[AIM OF THE TASK] An exact reproduction of the records is required, with all pictures omitted.

[DATA]
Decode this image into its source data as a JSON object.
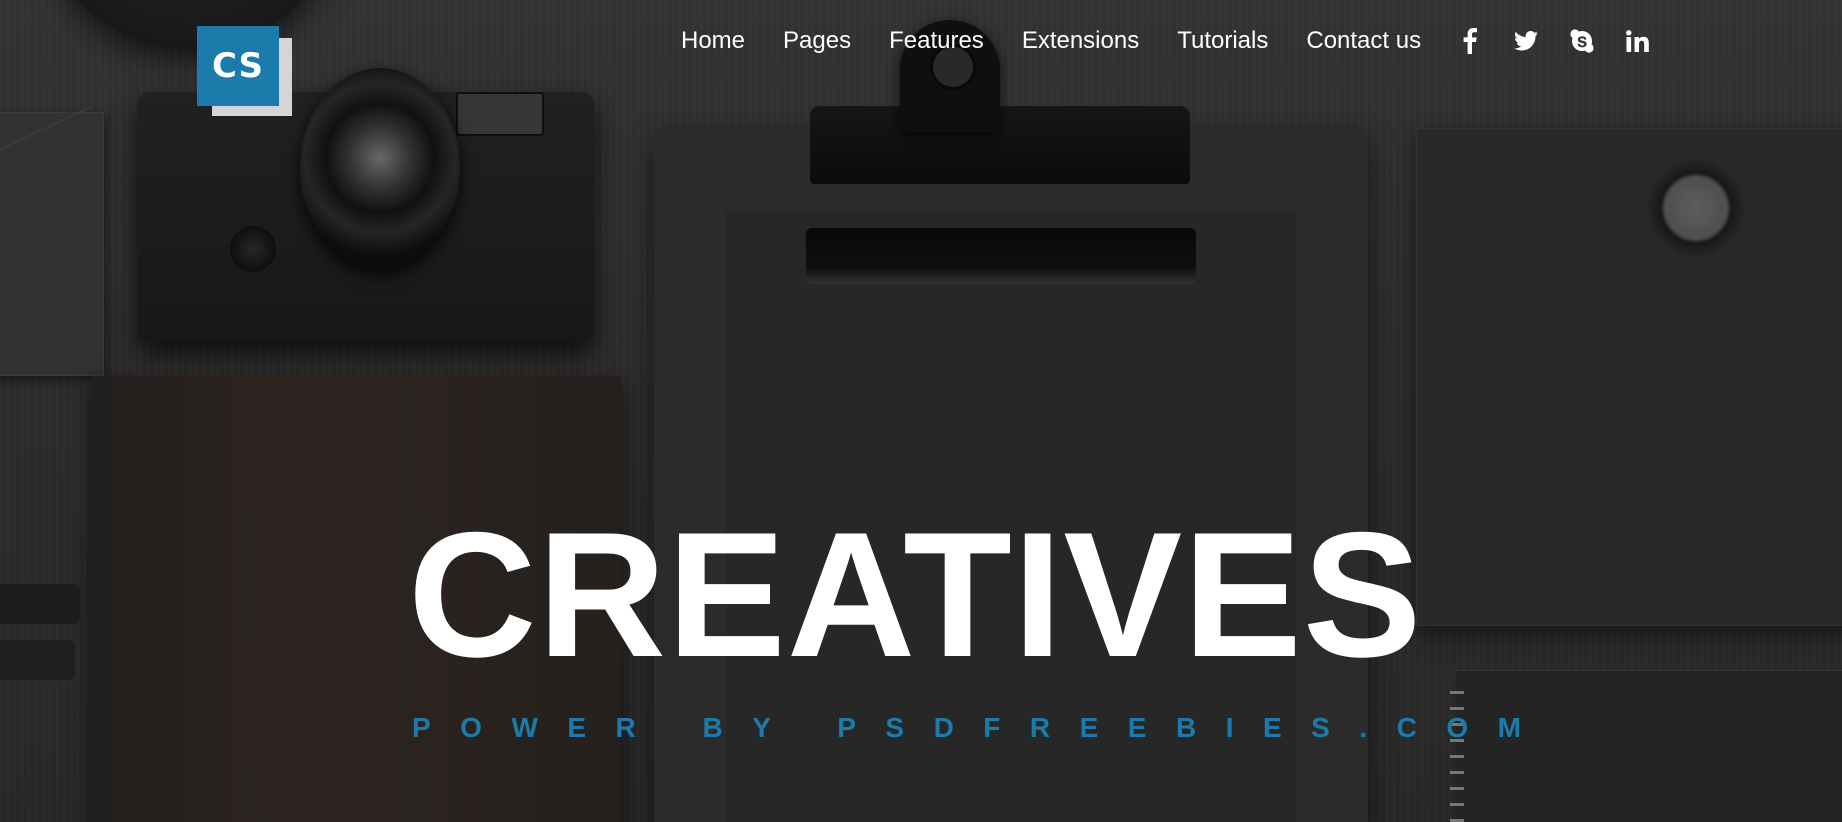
{
  "logo": {
    "text": "CS",
    "accent": "#1b7bab"
  },
  "nav": {
    "items": [
      {
        "label": "Home"
      },
      {
        "label": "Pages"
      },
      {
        "label": "Features"
      },
      {
        "label": "Extensions"
      },
      {
        "label": "Tutorials"
      },
      {
        "label": "Contact us"
      }
    ],
    "social": [
      {
        "icon": "facebook-icon"
      },
      {
        "icon": "twitter-icon"
      },
      {
        "icon": "skype-icon"
      },
      {
        "icon": "linkedin-icon"
      }
    ]
  },
  "hero": {
    "headline": "CREATIVES",
    "tagline": "POWER BY PSDFREEBIES.COM",
    "headline_color": "#ffffff",
    "tagline_color": "#1b7bab"
  }
}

[EXERCISE ANSWER]
Decode this image into its source data as a JSON object.
{
  "logo": {
    "text": "CS",
    "accent": "#1b7bab"
  },
  "nav": {
    "items": [
      {
        "label": "Home"
      },
      {
        "label": "Pages"
      },
      {
        "label": "Features"
      },
      {
        "label": "Extensions"
      },
      {
        "label": "Tutorials"
      },
      {
        "label": "Contact us"
      }
    ],
    "social": [
      {
        "icon": "facebook-icon"
      },
      {
        "icon": "twitter-icon"
      },
      {
        "icon": "skype-icon"
      },
      {
        "icon": "linkedin-icon"
      }
    ]
  },
  "hero": {
    "headline": "CREATIVES",
    "tagline": "POWER BY PSDFREEBIES.COM",
    "headline_color": "#ffffff",
    "tagline_color": "#1b7bab"
  }
}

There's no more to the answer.